#### Exercise requirements:
Across these entries, report how many lines include the string "this", with nothing but the number.

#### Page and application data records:
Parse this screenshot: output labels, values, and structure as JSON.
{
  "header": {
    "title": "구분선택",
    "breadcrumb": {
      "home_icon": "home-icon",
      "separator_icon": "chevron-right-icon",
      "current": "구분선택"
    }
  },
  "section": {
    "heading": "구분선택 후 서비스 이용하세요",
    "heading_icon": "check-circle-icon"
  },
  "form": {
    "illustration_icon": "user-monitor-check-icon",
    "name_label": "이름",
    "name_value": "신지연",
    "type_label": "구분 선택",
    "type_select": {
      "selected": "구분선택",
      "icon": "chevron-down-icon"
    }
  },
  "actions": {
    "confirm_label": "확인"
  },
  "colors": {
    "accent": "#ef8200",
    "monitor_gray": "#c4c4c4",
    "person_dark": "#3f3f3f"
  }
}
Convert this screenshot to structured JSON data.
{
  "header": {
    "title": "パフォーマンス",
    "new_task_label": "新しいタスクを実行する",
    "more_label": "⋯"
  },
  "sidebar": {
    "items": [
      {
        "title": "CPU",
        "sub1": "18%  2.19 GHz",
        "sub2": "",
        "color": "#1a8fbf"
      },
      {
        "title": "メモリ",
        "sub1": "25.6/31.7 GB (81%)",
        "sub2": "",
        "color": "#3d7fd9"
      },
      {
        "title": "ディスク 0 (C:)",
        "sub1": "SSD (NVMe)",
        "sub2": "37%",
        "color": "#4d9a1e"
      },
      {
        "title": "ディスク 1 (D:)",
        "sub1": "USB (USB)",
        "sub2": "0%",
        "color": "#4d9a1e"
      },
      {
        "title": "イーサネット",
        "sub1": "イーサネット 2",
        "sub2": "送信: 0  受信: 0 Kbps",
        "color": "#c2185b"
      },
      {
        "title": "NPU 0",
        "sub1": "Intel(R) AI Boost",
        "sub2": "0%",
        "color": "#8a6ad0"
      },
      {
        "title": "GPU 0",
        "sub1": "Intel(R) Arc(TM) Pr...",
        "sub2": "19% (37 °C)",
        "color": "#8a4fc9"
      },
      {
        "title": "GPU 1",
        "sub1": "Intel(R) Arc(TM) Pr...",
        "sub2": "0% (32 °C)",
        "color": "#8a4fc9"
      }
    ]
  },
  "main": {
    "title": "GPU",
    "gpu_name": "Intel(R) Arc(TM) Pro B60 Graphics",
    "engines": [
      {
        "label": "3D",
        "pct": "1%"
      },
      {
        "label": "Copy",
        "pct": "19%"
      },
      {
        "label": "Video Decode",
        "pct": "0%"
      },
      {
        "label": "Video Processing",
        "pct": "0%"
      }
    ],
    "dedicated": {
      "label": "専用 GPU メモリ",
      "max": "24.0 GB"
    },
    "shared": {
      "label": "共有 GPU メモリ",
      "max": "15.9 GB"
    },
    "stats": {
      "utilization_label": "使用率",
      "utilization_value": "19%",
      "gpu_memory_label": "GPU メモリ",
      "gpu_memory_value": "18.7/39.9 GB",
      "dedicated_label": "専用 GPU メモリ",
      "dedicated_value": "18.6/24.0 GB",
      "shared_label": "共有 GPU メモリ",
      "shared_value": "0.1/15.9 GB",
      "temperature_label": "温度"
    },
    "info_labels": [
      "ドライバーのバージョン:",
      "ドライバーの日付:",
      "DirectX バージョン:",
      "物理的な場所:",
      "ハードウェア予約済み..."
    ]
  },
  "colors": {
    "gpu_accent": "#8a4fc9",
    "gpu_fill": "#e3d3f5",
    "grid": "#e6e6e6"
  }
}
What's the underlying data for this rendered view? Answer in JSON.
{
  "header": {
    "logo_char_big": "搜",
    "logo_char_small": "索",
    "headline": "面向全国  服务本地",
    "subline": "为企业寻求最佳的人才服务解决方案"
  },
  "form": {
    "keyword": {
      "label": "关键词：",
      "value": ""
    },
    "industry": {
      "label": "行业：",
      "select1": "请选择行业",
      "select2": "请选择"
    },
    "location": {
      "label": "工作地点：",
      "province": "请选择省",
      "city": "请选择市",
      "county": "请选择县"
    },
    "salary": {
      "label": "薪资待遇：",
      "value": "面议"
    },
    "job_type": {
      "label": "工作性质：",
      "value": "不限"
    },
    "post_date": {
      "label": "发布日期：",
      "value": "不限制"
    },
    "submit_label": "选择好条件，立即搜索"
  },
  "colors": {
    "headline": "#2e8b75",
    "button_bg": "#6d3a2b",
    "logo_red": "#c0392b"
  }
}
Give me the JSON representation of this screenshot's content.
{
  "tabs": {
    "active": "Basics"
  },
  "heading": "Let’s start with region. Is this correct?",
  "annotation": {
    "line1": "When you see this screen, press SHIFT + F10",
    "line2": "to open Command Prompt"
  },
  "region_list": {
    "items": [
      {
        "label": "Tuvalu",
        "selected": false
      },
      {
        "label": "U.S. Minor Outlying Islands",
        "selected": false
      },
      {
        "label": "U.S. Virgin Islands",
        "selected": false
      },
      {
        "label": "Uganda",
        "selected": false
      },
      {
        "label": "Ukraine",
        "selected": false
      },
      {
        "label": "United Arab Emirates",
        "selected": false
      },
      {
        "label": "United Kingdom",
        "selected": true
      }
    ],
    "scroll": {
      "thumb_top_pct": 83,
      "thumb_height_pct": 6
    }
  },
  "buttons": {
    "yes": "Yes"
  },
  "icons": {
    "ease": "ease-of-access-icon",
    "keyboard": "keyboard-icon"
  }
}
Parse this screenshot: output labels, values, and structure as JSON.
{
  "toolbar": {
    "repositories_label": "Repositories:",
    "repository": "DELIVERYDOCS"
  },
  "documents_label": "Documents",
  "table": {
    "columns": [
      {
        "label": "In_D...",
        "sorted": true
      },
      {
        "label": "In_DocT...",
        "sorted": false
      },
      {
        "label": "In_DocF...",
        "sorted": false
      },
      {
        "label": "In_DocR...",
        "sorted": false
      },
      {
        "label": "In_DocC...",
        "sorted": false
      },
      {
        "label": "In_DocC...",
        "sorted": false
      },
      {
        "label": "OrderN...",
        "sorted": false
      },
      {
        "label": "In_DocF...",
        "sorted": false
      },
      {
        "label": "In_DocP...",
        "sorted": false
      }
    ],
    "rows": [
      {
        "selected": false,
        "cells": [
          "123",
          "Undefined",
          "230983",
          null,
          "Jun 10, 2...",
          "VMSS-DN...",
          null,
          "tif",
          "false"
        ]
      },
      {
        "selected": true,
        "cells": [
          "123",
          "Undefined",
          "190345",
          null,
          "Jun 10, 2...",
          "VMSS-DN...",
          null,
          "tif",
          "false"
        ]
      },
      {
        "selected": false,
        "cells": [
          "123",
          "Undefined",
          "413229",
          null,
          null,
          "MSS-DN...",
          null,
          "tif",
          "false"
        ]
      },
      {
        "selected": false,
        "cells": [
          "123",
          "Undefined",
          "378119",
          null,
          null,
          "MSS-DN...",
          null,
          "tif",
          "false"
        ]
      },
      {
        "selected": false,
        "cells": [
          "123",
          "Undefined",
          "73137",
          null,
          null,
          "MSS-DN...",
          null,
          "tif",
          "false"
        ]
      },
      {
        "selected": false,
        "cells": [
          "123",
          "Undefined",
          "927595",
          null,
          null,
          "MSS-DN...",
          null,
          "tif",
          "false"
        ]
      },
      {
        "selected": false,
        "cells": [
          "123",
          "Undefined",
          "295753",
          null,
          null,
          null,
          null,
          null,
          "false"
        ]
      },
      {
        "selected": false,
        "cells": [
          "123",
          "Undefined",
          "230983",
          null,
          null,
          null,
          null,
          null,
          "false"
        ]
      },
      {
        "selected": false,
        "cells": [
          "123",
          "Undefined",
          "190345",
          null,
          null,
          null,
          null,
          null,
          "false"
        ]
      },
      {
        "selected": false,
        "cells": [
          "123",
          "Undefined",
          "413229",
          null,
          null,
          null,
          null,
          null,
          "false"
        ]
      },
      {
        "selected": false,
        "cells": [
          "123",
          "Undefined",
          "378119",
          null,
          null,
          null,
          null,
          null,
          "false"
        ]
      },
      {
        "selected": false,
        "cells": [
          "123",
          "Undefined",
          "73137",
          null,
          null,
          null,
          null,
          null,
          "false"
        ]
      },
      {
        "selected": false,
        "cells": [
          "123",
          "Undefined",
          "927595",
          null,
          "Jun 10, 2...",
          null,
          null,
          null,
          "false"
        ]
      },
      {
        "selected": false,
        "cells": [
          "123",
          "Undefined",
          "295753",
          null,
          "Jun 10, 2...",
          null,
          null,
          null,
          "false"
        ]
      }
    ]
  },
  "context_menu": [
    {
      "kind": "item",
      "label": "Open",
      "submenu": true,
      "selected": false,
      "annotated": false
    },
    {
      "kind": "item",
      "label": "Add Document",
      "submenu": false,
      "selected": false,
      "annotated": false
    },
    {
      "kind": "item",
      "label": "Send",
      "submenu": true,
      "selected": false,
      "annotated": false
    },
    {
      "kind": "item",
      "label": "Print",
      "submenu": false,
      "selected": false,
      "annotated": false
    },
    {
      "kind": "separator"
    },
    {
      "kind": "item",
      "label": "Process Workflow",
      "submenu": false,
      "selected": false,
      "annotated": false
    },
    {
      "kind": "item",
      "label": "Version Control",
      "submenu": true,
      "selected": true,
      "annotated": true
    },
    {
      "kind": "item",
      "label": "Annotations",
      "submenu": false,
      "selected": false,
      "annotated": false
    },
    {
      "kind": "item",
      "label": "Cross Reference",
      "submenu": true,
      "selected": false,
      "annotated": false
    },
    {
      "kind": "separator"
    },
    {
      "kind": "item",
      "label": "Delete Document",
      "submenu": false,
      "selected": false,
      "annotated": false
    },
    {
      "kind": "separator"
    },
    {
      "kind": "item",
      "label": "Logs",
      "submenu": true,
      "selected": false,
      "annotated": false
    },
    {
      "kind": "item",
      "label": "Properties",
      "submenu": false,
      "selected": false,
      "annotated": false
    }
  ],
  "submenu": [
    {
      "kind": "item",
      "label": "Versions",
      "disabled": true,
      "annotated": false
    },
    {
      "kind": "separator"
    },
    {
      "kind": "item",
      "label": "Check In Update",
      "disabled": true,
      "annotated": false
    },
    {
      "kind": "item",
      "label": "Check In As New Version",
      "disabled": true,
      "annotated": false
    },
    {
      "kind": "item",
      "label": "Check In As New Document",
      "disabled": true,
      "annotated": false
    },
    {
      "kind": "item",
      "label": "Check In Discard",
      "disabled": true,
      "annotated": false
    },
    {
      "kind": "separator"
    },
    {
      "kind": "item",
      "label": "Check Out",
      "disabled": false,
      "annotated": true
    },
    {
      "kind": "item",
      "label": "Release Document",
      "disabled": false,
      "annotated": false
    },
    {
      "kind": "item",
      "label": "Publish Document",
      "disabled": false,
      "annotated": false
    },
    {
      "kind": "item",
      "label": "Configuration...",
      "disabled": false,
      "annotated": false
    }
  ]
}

#### Solution to the problem:
7